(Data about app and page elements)
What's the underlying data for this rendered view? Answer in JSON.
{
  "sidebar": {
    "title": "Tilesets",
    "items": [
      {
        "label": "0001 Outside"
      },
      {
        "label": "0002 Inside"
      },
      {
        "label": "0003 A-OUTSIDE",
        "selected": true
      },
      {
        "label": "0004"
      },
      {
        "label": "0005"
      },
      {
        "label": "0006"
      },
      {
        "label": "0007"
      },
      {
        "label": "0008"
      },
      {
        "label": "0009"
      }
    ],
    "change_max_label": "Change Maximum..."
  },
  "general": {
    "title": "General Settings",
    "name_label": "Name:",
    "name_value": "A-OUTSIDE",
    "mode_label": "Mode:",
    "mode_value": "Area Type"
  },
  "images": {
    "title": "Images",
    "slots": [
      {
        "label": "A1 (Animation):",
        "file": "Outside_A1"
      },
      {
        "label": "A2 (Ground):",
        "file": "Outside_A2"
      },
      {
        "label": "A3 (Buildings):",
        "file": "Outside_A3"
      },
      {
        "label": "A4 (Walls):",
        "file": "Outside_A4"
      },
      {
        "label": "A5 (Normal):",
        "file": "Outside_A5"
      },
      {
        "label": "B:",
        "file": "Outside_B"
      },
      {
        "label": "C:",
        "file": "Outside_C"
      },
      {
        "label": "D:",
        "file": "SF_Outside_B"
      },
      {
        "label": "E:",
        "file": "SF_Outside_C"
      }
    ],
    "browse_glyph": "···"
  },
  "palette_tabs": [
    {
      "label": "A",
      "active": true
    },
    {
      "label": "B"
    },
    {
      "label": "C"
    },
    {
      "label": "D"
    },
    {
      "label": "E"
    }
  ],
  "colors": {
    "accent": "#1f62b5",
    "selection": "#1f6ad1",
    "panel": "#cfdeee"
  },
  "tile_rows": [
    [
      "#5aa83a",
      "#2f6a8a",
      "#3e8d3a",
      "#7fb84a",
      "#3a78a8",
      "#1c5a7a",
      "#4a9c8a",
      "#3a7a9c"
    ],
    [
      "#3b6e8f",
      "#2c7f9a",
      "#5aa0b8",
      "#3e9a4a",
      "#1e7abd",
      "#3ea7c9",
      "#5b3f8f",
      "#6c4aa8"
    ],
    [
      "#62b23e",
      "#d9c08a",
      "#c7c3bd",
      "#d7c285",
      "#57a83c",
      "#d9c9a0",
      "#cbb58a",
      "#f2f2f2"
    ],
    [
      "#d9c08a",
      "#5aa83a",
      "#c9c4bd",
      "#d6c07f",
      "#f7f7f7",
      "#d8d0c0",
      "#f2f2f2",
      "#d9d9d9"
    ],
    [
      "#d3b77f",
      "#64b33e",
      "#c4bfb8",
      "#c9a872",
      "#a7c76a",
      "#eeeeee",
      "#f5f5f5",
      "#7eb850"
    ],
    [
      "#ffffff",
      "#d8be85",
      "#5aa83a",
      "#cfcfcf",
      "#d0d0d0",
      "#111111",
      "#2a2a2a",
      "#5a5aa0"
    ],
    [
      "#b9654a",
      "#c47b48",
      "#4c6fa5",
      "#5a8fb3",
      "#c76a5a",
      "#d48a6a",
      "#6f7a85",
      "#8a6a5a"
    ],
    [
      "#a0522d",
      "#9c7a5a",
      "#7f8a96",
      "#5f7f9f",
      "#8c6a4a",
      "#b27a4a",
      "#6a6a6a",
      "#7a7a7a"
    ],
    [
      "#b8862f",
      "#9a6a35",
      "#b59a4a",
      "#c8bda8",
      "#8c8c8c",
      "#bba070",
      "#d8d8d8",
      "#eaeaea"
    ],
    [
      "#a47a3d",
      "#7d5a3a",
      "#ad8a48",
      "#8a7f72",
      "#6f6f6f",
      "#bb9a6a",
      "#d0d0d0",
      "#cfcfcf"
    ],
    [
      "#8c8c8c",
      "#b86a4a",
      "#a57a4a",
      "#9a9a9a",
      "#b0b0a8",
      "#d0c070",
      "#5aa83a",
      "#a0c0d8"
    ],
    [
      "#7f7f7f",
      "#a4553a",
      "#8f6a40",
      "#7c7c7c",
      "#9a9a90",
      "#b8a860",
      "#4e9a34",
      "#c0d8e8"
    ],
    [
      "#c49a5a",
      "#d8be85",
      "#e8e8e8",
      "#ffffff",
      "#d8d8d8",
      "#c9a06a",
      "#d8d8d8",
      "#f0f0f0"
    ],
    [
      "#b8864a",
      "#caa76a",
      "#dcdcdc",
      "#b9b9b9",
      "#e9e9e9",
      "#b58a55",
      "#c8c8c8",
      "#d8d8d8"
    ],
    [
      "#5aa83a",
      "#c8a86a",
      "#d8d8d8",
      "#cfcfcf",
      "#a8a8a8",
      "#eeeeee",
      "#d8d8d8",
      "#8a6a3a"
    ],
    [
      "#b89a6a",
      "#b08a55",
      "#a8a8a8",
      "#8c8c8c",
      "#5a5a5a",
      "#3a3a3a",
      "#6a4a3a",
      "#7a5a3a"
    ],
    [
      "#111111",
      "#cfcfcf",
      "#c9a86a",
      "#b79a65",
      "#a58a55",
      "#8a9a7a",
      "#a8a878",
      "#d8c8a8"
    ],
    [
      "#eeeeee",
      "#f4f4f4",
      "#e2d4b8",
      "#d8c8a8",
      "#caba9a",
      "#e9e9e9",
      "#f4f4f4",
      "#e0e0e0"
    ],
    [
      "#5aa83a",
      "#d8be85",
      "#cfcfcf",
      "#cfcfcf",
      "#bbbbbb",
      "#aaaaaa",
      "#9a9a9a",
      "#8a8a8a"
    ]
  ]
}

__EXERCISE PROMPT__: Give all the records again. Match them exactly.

__RESPONSE TO THE EXERCISE__:
What's the underlying data for this rendered view? Answer in JSON.
{
  "sidebar": {
    "title": "Tilesets",
    "items": [
      {
        "label": "0001 Outside"
      },
      {
        "label": "0002 Inside"
      },
      {
        "label": "0003 A-OUTSIDE",
        "selected": true
      },
      {
        "label": "0004"
      },
      {
        "label": "0005"
      },
      {
        "label": "0006"
      },
      {
        "label": "0007"
      },
      {
        "label": "0008"
      },
      {
        "label": "0009"
      }
    ],
    "change_max_label": "Change Maximum..."
  },
  "general": {
    "title": "General Settings",
    "name_label": "Name:",
    "name_value": "A-OUTSIDE",
    "mode_label": "Mode:",
    "mode_value": "Area Type"
  },
  "images": {
    "title": "Images",
    "slots": [
      {
        "label": "A1 (Animation):",
        "file": "Outside_A1"
      },
      {
        "label": "A2 (Ground):",
        "file": "Outside_A2"
      },
      {
        "label": "A3 (Buildings):",
        "file": "Outside_A3"
      },
      {
        "label": "A4 (Walls):",
        "file": "Outside_A4"
      },
      {
        "label": "A5 (Normal):",
        "file": "Outside_A5"
      },
      {
        "label": "B:",
        "file": "Outside_B"
      },
      {
        "label": "C:",
        "file": "Outside_C"
      },
      {
        "label": "D:",
        "file": "SF_Outside_B"
      },
      {
        "label": "E:",
        "file": "SF_Outside_C"
      }
    ],
    "browse_glyph": "···"
  },
  "palette_tabs": [
    {
      "label": "A",
      "active": true
    },
    {
      "label": "B"
    },
    {
      "label": "C"
    },
    {
      "label": "D"
    },
    {
      "label": "E"
    }
  ],
  "colors": {
    "accent": "#1f62b5",
    "selection": "#1f6ad1",
    "panel": "#cfdeee"
  },
  "tile_rows": [
    [
      "#5aa83a",
      "#2f6a8a",
      "#3e8d3a",
      "#7fb84a",
      "#3a78a8",
      "#1c5a7a",
      "#4a9c8a",
      "#3a7a9c"
    ],
    [
      "#3b6e8f",
      "#2c7f9a",
      "#5aa0b8",
      "#3e9a4a",
      "#1e7abd",
      "#3ea7c9",
      "#5b3f8f",
      "#6c4aa8"
    ],
    [
      "#62b23e",
      "#d9c08a",
      "#c7c3bd",
      "#d7c285",
      "#57a83c",
      "#d9c9a0",
      "#cbb58a",
      "#f2f2f2"
    ],
    [
      "#d9c08a",
      "#5aa83a",
      "#c9c4bd",
      "#d6c07f",
      "#f7f7f7",
      "#d8d0c0",
      "#f2f2f2",
      "#d9d9d9"
    ],
    [
      "#d3b77f",
      "#64b33e",
      "#c4bfb8",
      "#c9a872",
      "#a7c76a",
      "#eeeeee",
      "#f5f5f5",
      "#7eb850"
    ],
    [
      "#ffffff",
      "#d8be85",
      "#5aa83a",
      "#cfcfcf",
      "#d0d0d0",
      "#111111",
      "#2a2a2a",
      "#5a5aa0"
    ],
    [
      "#b9654a",
      "#c47b48",
      "#4c6fa5",
      "#5a8fb3",
      "#c76a5a",
      "#d48a6a",
      "#6f7a85",
      "#8a6a5a"
    ],
    [
      "#a0522d",
      "#9c7a5a",
      "#7f8a96",
      "#5f7f9f",
      "#8c6a4a",
      "#b27a4a",
      "#6a6a6a",
      "#7a7a7a"
    ],
    [
      "#b8862f",
      "#9a6a35",
      "#b59a4a",
      "#c8bda8",
      "#8c8c8c",
      "#bba070",
      "#d8d8d8",
      "#eaeaea"
    ],
    [
      "#a47a3d",
      "#7d5a3a",
      "#ad8a48",
      "#8a7f72",
      "#6f6f6f",
      "#bb9a6a",
      "#d0d0d0",
      "#cfcfcf"
    ],
    [
      "#8c8c8c",
      "#b86a4a",
      "#a57a4a",
      "#9a9a9a",
      "#b0b0a8",
      "#d0c070",
      "#5aa83a",
      "#a0c0d8"
    ],
    [
      "#7f7f7f",
      "#a4553a",
      "#8f6a40",
      "#7c7c7c",
      "#9a9a90",
      "#b8a860",
      "#4e9a34",
      "#c0d8e8"
    ],
    [
      "#c49a5a",
      "#d8be85",
      "#e8e8e8",
      "#ffffff",
      "#d8d8d8",
      "#c9a06a",
      "#d8d8d8",
      "#f0f0f0"
    ],
    [
      "#b8864a",
      "#caa76a",
      "#dcdcdc",
      "#b9b9b9",
      "#e9e9e9",
      "#b58a55",
      "#c8c8c8",
      "#d8d8d8"
    ],
    [
      "#5aa83a",
      "#c8a86a",
      "#d8d8d8",
      "#cfcfcf",
      "#a8a8a8",
      "#eeeeee",
      "#d8d8d8",
      "#8a6a3a"
    ],
    [
      "#b89a6a",
      "#b08a55",
      "#a8a8a8",
      "#8c8c8c",
      "#5a5a5a",
      "#3a3a3a",
      "#6a4a3a",
      "#7a5a3a"
    ],
    [
      "#111111",
      "#cfcfcf",
      "#c9a86a",
      "#b79a65",
      "#a58a55",
      "#8a9a7a",
      "#a8a878",
      "#d8c8a8"
    ],
    [
      "#eeeeee",
      "#f4f4f4",
      "#e2d4b8",
      "#d8c8a8",
      "#caba9a",
      "#e9e9e9",
      "#f4f4f4",
      "#e0e0e0"
    ],
    [
      "#5aa83a",
      "#d8be85",
      "#cfcfcf",
      "#cfcfcf",
      "#bbbbbb",
      "#aaaaaa",
      "#9a9a9a",
      "#8a8a8a"
    ]
  ]
}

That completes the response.